Develop a Down-Time Culture
From the very beginning, you want to set your boundaries. If you need, chart course corrections now. Create a communications plan and create processes for greater efficiency and customer contact that added to your business culture and set your business up for handling your longer absences.
Let clients know upfront what to expect in terms of communications. Establish availability hours rather than office hours. These are the periods you will pick up the phone, return messages and emails. Turn off message notifications during your” off” hours. Your clients will accept this because they know what to expect from you.
I highly recommend you do not give out your cell number. This should only be necessary if you handle real emergencies. These strategies will help you maintain your balance and set the tone for your clients’ expectations.
Set Your Sights
Craft out your goals for vacation vs. work. What would you like to do? Build up slowly. Start with long weekends regularly and build from there. However, think about how your ideal year would look.
Would you prefer shorter periods of total downtime and have more each year? Some of my clients take a long weekend every month and two 2-week vacations each year. They are still working full time in their growing businesses.
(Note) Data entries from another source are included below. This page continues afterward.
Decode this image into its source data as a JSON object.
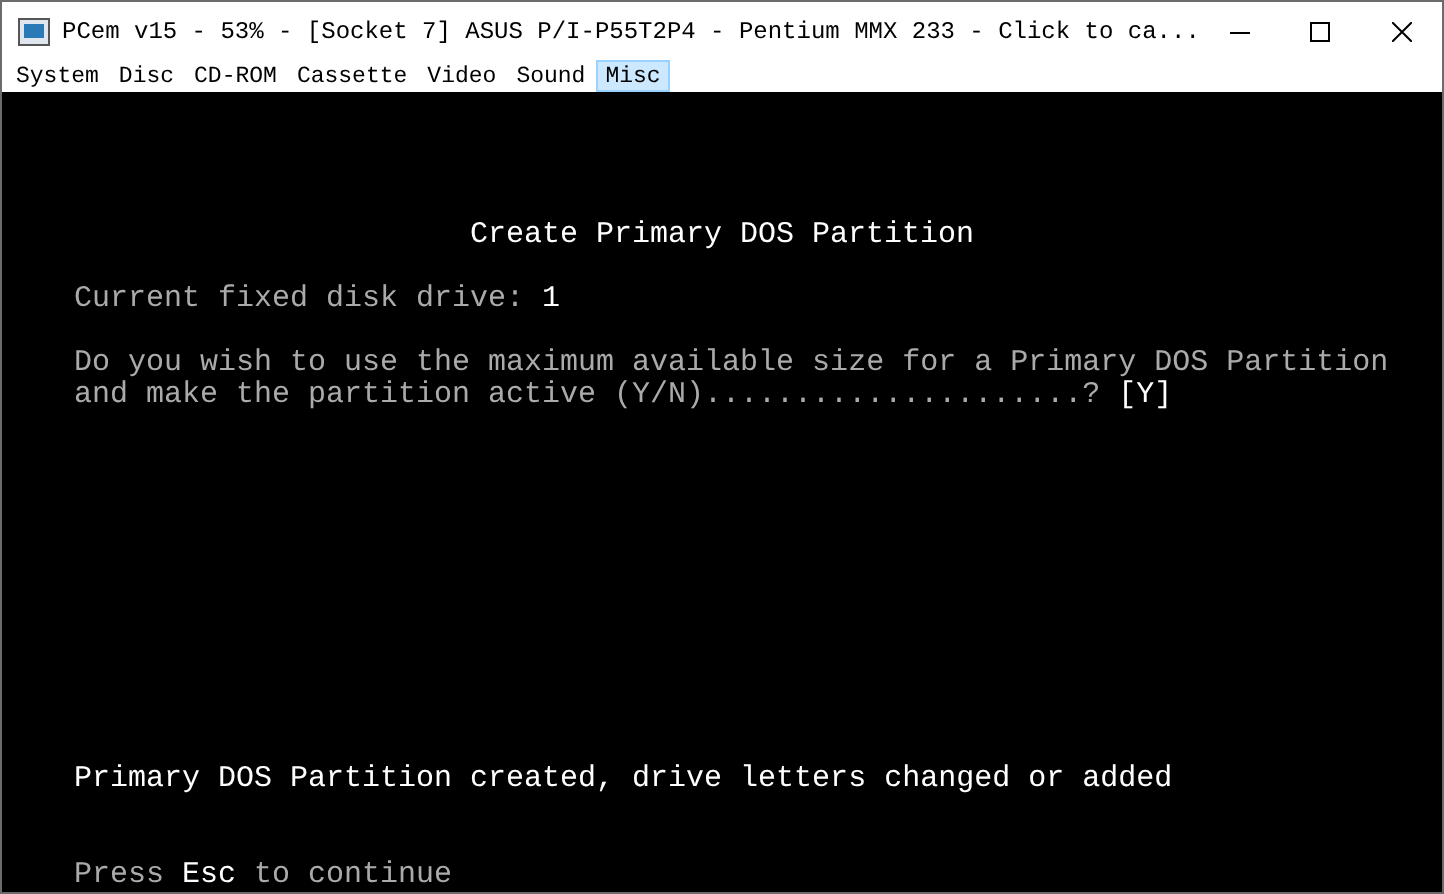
{
  "window": {
    "title": "PCem v15 - 53% - [Socket 7] ASUS P/I-P55T2P4 - Pentium MMX 233 - Click to ca..."
  },
  "menu": [
    {
      "label": "System",
      "selected": false
    },
    {
      "label": "Disc",
      "selected": false
    },
    {
      "label": "CD-ROM",
      "selected": false
    },
    {
      "label": "Cassette",
      "selected": false
    },
    {
      "label": "Video",
      "selected": false
    },
    {
      "label": "Sound",
      "selected": false
    },
    {
      "label": "Misc",
      "selected": true
    }
  ],
  "screen": [
    {
      "kind": "heading",
      "lines": [
        "Create Primary DOS Partition"
      ]
    },
    {
      "kind": "drive",
      "lines": [
        "Current fixed disk drive: **1**"
      ]
    },
    {
      "kind": "question",
      "lines": [
        "Do you wish to use the maximum available size for a Primary DOS Partition",
        "and make the partition active (Y/N).....................? **[Y]**"
      ]
    },
    {
      "kind": "status",
      "lines": [
        "Primary DOS Partition created, drive letters changed or added"
      ]
    },
    {
      "kind": "footer",
      "lines": [
        "Press **Esc** to continue"
      ]
    }
  ]
}
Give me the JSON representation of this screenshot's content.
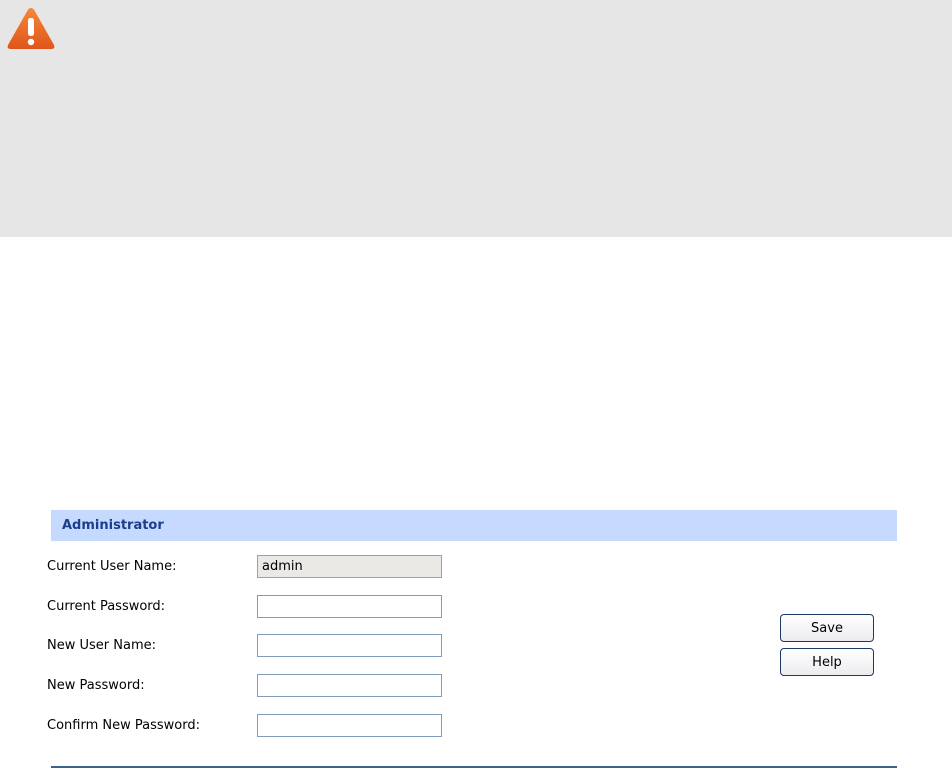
{
  "panel": {
    "title": "Administrator"
  },
  "form": {
    "current_user_name": {
      "label": "Current User Name:",
      "value": "admin"
    },
    "current_password": {
      "label": "Current Password:",
      "value": ""
    },
    "new_user_name": {
      "label": "New User Name:",
      "value": ""
    },
    "new_password": {
      "label": "New Password:",
      "value": ""
    },
    "confirm_new_password": {
      "label": "Confirm New Password:",
      "value": ""
    }
  },
  "buttons": {
    "save": "Save",
    "help": "Help"
  },
  "icons": {
    "warning": "warning-icon"
  },
  "colors": {
    "header_bg": "#c6daff",
    "header_text": "#1c3f8c",
    "warning": "#e8641b"
  }
}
Are you aiming towards taking your business with you for more extended periods? Another full-time business owner who has two locations separated by an ocean is working towards semi-retirement. She wants to alternate her work schedule and spend three months at each site twice a year. Therefore, she would reduce her billable direct care hours. She is experimenting with this model by training her staff to manage without her physically present.
If you sell physical products, look for ways to outsource the delivery. In addition, it may be time to transition your business to a different “product,” leveraging your expertise into one that uses your time without needing to physically in front of your clients. Don’t let self-imposed demands get in your way of setting your goals.
Be honest with your clients, and don’t apologize. Start from a position of strength, as a great business leader who knows how to live the good life.
Ask Yourself, “What if?”
Once you have your plan laid out, don’t let other barriers get in your way. If cash is an issue, there are options. The easiest way to start is to plan a long staycation weekend. Plan something fun around your home and community. Don’t make it all about chores. Sleep late, go out for coffee. Better yet, take your coffee out onto your porch and enjoy the fresh air and the beginning of a new day.
Another possibility is to look into house swaps where you trade your home with someone else to experience a different area. If you are starting with a long weekend, try to swap with a family close by, maybe only an hour or two away. You want to protect your time and not use the majority of it traveling.
You can also visit friends and family who have a private room where you can stay. Hopefully, you will have a private bathroom, but if not, try to slip into their routine. Talk in advance with the homeowners to let them know they don’t have to take care of your every waking need. Go out on your own and maybe make dinner for everyone. With that in mind, be sure to be a gracious guest. Pick up after yourselves. Take a gift for the host. Gradually build up to a reasonable length of time that works for yourself and your family.
These short spurts will help you fine-tune your business operations in your absence. And I promise you, when you come back, you will feel refreshed and ready to exceed your goals for the next few months before it is time for your next vacation!
Written from a cruise ship, sailing home from Australia.
I’d love to hear your thoughts and stories. Have you established the right balance of vacation and work time? What practices have you embraced to get there?
If you feel you work too many hours, what are the first steps you can take to make a significant reduction this next year?